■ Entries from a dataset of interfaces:
===============

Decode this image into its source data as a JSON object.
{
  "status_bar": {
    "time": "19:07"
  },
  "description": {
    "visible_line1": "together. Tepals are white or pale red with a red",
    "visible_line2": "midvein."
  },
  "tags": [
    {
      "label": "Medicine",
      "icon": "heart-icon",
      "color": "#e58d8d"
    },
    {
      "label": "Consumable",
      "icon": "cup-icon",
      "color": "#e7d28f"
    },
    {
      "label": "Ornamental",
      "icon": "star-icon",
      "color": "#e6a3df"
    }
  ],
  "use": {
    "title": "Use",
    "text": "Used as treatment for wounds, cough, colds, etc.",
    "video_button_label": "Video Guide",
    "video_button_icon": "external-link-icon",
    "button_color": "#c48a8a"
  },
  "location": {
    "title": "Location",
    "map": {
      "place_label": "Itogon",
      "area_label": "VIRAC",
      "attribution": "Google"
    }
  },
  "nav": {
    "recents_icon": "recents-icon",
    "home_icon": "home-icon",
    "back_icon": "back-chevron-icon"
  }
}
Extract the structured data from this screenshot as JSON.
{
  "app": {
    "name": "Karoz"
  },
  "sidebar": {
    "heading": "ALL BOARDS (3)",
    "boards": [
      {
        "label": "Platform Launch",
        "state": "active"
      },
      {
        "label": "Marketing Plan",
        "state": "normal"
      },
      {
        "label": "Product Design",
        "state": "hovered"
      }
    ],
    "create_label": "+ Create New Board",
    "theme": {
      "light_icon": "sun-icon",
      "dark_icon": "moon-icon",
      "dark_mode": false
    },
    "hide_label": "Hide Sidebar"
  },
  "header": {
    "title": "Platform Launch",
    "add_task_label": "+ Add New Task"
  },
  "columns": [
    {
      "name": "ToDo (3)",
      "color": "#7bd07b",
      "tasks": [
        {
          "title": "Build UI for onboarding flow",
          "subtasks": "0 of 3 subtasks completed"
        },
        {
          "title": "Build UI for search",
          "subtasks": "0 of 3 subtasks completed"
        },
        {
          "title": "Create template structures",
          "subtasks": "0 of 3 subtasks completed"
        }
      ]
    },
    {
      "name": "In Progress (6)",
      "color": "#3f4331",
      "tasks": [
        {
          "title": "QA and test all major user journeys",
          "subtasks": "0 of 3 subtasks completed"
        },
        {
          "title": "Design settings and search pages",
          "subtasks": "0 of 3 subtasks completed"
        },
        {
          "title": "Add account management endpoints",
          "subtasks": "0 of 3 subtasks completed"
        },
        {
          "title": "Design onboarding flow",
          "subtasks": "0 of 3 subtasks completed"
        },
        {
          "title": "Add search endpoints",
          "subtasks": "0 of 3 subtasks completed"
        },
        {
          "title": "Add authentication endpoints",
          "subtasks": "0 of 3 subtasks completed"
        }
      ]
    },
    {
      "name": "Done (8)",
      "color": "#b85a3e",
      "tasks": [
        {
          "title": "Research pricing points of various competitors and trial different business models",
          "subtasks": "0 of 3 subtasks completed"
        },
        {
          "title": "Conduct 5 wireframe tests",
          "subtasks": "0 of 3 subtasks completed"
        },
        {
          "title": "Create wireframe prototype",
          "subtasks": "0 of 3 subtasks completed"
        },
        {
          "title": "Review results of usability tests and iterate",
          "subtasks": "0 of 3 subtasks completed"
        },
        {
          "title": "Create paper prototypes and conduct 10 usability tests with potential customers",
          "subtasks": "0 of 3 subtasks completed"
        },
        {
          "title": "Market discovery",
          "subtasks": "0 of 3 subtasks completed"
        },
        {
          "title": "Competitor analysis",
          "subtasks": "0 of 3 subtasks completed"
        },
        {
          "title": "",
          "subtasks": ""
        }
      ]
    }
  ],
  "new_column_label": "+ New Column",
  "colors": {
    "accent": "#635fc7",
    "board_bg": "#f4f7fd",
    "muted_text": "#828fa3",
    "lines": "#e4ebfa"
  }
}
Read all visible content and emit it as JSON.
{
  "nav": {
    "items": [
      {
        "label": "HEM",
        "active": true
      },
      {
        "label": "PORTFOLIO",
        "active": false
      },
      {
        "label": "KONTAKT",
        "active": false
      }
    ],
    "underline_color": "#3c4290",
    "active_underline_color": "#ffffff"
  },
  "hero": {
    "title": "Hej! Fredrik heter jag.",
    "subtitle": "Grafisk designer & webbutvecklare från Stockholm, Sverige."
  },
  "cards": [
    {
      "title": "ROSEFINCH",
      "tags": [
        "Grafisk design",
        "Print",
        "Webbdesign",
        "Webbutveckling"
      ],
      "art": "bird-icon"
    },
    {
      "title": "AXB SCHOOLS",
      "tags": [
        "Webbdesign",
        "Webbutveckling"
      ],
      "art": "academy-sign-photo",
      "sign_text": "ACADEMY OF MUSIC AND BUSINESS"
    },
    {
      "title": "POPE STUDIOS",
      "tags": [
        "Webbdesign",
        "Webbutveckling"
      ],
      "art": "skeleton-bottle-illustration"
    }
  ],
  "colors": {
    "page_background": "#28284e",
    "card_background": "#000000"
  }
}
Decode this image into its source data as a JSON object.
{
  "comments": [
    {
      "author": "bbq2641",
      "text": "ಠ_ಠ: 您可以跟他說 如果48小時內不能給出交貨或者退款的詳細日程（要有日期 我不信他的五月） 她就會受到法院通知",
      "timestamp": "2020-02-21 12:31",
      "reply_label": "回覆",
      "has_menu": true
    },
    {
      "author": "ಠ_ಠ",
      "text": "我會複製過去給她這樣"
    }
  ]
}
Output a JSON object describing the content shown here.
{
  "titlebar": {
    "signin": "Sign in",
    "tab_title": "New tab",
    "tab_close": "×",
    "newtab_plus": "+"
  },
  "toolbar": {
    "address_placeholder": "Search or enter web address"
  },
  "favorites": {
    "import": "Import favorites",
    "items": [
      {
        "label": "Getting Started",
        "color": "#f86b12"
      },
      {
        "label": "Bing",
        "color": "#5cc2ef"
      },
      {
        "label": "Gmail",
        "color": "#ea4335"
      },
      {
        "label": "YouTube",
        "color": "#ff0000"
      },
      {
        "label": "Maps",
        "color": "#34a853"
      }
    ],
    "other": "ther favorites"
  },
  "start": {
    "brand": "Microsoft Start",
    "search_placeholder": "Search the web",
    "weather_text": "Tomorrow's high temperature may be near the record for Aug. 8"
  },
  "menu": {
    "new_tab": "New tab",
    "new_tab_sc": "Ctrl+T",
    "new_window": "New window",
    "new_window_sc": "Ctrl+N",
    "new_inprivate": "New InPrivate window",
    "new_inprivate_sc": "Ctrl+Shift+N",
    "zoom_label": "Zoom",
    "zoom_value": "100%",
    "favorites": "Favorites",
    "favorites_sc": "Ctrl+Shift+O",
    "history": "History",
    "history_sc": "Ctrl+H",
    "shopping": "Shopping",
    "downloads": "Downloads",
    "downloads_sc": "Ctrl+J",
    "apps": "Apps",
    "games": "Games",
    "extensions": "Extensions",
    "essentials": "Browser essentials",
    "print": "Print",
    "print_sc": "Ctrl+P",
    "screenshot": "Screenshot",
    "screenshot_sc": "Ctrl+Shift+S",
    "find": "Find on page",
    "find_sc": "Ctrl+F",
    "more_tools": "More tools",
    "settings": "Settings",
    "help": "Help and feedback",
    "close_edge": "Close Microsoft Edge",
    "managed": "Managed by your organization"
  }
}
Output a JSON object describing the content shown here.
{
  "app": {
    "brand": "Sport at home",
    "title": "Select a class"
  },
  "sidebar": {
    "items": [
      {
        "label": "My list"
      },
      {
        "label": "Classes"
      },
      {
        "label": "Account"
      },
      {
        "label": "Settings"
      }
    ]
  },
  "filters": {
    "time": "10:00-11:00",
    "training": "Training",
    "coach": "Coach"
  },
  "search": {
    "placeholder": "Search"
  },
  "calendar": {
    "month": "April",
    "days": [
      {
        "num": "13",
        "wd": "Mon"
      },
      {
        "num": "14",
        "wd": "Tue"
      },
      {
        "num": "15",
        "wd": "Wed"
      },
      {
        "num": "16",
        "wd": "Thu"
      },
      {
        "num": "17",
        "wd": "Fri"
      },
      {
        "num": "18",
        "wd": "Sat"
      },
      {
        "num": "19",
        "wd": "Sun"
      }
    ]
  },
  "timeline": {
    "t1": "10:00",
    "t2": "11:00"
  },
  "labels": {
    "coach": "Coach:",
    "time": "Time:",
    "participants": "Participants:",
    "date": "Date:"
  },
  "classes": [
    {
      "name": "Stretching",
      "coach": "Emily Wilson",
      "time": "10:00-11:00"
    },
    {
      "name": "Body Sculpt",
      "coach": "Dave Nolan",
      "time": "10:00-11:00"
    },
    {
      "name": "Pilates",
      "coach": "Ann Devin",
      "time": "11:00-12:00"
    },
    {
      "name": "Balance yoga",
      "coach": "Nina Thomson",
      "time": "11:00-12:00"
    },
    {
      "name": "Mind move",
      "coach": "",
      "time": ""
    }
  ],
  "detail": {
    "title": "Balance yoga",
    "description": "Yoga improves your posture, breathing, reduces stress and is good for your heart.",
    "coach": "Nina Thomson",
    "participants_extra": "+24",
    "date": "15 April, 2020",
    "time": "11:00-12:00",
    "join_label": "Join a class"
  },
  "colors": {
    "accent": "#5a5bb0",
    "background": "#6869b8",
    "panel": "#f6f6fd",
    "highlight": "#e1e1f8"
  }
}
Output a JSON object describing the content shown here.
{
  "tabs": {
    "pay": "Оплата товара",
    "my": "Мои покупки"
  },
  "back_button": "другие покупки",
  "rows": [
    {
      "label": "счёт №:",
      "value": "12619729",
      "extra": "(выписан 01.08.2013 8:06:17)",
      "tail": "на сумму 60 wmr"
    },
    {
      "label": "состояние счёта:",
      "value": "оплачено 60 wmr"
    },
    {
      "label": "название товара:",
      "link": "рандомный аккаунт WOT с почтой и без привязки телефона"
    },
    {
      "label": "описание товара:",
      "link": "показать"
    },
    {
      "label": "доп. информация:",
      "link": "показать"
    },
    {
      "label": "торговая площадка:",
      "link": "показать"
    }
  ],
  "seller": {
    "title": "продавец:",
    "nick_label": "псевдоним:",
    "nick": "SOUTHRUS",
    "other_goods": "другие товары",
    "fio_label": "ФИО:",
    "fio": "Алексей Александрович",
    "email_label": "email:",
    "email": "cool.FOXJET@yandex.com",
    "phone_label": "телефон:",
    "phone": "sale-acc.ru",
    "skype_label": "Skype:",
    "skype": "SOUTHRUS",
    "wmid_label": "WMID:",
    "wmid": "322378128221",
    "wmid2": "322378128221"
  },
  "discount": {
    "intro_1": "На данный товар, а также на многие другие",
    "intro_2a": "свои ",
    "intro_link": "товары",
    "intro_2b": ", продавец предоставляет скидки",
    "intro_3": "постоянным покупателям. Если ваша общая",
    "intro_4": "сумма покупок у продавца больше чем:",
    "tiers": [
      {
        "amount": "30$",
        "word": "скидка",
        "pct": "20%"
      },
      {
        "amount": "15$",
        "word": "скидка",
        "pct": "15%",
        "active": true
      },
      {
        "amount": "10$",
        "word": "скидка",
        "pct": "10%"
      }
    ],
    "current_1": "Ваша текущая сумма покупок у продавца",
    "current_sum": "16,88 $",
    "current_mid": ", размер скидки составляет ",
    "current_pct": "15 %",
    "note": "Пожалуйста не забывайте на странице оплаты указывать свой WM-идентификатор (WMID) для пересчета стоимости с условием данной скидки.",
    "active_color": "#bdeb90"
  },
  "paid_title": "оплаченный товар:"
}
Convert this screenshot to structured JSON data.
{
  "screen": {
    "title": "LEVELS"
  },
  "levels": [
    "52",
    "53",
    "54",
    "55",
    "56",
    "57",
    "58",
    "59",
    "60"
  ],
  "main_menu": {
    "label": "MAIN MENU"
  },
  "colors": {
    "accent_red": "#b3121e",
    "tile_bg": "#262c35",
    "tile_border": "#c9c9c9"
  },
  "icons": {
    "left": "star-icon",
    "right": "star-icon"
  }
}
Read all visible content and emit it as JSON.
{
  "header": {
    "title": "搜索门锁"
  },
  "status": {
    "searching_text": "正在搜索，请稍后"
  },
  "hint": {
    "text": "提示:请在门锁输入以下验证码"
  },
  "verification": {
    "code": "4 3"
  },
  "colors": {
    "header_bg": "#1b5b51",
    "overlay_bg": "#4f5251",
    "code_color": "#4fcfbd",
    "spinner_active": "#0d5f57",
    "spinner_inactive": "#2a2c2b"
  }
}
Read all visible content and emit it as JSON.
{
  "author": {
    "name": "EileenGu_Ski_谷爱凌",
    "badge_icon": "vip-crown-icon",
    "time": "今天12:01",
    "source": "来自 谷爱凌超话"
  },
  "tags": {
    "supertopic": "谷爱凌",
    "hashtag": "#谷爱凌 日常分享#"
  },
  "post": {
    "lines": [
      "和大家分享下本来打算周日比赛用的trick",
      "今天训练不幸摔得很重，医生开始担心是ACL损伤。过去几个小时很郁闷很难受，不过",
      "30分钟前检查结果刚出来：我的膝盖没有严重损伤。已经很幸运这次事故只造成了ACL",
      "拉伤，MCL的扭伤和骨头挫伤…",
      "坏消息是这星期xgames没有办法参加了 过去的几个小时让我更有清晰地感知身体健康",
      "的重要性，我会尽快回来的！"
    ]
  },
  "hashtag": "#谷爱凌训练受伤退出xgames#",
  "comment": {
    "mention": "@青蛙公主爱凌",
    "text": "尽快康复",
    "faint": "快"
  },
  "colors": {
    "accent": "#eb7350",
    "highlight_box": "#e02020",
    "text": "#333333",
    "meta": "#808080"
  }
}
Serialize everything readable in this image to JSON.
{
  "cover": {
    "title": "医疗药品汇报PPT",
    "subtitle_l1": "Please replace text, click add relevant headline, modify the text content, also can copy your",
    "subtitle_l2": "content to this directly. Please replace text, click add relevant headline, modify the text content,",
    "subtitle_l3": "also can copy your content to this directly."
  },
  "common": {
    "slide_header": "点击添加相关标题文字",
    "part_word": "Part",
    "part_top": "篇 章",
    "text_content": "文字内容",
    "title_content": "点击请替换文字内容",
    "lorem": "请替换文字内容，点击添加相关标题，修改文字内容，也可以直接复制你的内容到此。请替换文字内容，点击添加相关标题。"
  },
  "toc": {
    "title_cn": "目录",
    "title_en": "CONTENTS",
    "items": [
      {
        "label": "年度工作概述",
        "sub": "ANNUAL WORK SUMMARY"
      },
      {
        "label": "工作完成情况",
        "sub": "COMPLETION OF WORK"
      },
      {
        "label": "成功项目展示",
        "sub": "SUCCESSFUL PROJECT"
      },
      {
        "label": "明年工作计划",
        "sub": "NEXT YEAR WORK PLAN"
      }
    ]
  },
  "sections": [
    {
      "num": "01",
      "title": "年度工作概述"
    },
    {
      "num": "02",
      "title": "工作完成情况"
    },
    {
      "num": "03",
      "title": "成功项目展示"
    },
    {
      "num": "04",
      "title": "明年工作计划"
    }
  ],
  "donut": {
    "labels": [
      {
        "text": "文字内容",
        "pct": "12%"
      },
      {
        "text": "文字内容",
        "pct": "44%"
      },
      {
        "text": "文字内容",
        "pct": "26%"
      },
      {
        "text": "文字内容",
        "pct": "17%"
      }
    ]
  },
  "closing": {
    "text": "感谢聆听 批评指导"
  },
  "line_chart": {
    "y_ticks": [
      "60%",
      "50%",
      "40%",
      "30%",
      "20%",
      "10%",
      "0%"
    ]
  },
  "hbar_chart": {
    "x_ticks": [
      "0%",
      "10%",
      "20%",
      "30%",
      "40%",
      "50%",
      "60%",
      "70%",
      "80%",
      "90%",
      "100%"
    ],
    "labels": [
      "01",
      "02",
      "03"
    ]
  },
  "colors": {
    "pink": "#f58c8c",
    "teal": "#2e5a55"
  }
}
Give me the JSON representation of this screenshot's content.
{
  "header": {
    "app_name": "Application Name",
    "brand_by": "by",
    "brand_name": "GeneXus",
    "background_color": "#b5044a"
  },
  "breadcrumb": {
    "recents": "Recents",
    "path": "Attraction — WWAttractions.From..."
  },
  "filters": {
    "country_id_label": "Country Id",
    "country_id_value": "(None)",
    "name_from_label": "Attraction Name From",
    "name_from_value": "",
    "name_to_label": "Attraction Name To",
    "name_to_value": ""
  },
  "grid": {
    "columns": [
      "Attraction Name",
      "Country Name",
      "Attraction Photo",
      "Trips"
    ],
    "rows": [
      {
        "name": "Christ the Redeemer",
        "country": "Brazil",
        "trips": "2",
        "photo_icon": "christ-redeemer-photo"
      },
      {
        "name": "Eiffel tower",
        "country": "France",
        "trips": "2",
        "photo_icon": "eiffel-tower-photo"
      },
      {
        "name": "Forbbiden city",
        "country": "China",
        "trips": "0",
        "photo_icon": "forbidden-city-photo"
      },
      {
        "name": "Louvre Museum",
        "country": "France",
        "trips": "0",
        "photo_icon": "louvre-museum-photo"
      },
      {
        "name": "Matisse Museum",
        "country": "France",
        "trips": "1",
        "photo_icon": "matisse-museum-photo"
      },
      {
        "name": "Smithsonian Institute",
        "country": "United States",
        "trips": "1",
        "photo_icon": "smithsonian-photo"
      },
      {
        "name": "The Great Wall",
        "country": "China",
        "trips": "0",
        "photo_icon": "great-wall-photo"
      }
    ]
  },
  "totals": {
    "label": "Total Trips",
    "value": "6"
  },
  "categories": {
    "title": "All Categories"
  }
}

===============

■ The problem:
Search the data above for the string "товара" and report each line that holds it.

■ Response box:
    "pay": "Оплата товара",
      "label": "название товара:",
      "label": "описание товара:",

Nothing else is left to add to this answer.